For example, a materials database for a chemical supply company might contain information about the company's latest product development, the formulas they have already tried and tested, and the general standards and rule sets for designing new chemical compounds. Placing all of this information on a database allows everyone within the organization to share a common perspective, enforcing consistency in standards throughout the organization.
Additionally, the frequent updates to a materials database provides near-instantaneous feedback throughout the various divisions of the company. Without a working materials database, if division X completes work on a specific project, division Y will not know about it until much later. With a working materials database, division Y will have that information the moment they access and check the latest experimental results records in the system. This streamlines communication throughout the company, reducing redundancy in testing and eliminating waste during the development cycle.
Previously, a materials database might have been stored upon and limited to a company's in-house network. This reduced the efficacy of databases for organizations with multiple headquarters around the world, as each individual location for research would operate autonomously from the others. With the advent of the Internet as a feasible storage location for sensitive information, modern materials databases can be either stored or accessed online. This links together all of the different locations of an organization, helping to further reduce costs.

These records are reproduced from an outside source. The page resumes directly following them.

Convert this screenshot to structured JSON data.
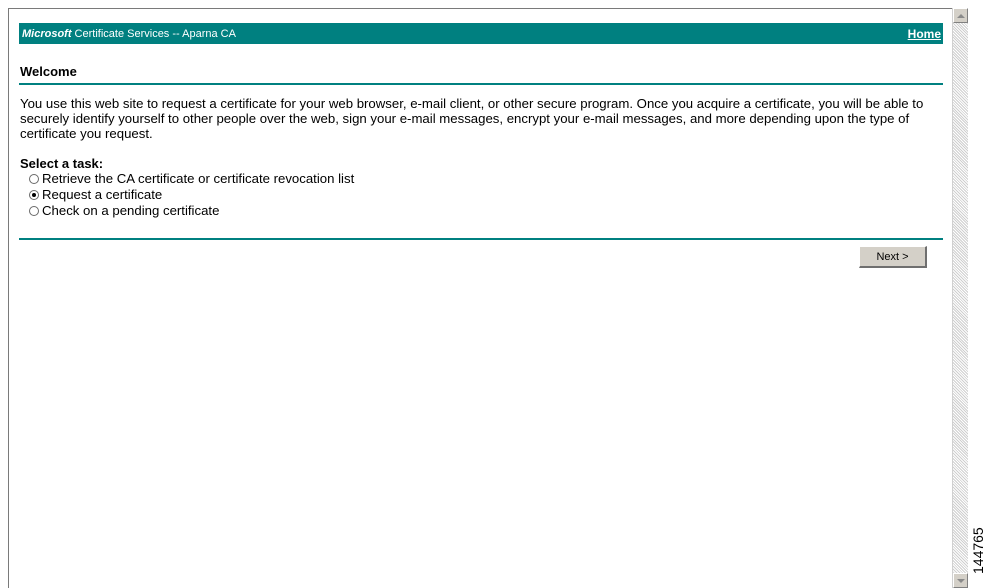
{
  "header": {
    "brand": "Microsoft",
    "title": " Certificate Services  --  Aparna CA",
    "home_link": "Home"
  },
  "welcome": {
    "heading": "Welcome",
    "intro": "You use this web site to request a certificate for your web browser, e-mail client, or other secure program. Once you acquire a certificate, you will be able to securely identify yourself to other people over the web, sign your e-mail messages, encrypt your e-mail messages, and more depending upon the type of certificate you request."
  },
  "tasks": {
    "title": "Select a task:",
    "options": [
      {
        "label": "Retrieve the CA certificate or certificate revocation list",
        "selected": false
      },
      {
        "label": "Request a certificate",
        "selected": true
      },
      {
        "label": "Check on a pending certificate",
        "selected": false
      }
    ]
  },
  "actions": {
    "next_label": "Next >"
  },
  "figure_number": "144765",
  "colors": {
    "accent": "#008080",
    "button_face": "#d4d0c8"
  },
  "icons": {
    "scroll_up": "chevron-up-icon",
    "scroll_down": "chevron-down-icon",
    "radio": "radio-button-icon"
  }
}
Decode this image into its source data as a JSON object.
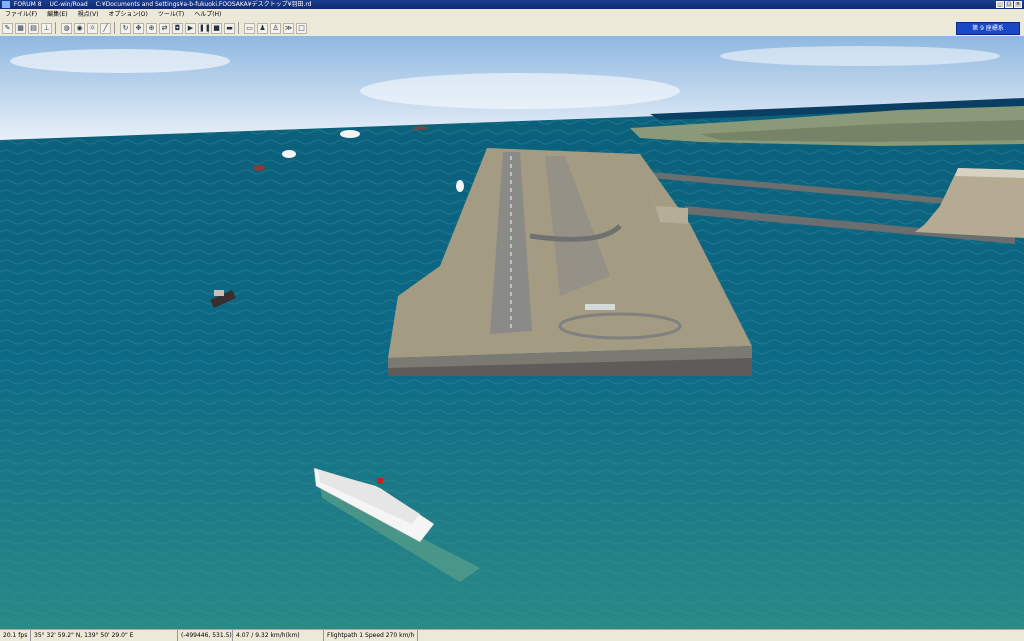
{
  "window": {
    "app_name": "FORUM 8",
    "product": "UC-win/Road",
    "file_path": "C:¥Documents and Settings¥a-b-fukuoki.FOOSAKA¥デスクトップ¥羽田.rd"
  },
  "menu": [
    "ファイル(F)",
    "編集(E)",
    "視点(V)",
    "オプション(O)",
    "ツール(T)",
    "ヘルプ(H)"
  ],
  "toolbar": {
    "buttons": [
      "pen-icon",
      "grid-icon",
      "map-icon",
      "person-icon",
      "globe-icon",
      "eye-icon",
      "light-icon",
      "road-icon",
      "rotate-icon",
      "pan-icon",
      "zoom-icon",
      "move-icon",
      "camera-icon",
      "play-icon",
      "pause-icon",
      "stop-icon",
      "car-icon",
      "monitor-icon",
      "walk-icon",
      "stand-icon",
      "run-icon",
      "square-icon"
    ],
    "view_label": "第 9 座標系"
  },
  "status": {
    "fps": "20.1 fps",
    "coords": "35° 32' 59.2\" N, 139° 50' 29.0\" E",
    "position": "(-499446, 531.5)",
    "speed": "4.07 / 9.32 km/h(km)",
    "flightpath": "Flightpath 1 Speed 270 km/h"
  }
}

Information in a materials database is accessed through the standard Structured Query Language (SQL). SQL is a programming language used to extract specific information from the database based on user criteria. For example, using SQL, a materials database user can easily request the results of all tests on "Project X" between any range of dates. This information is displayed onscreen in a table format, listing all records in the database that match the desired criteria.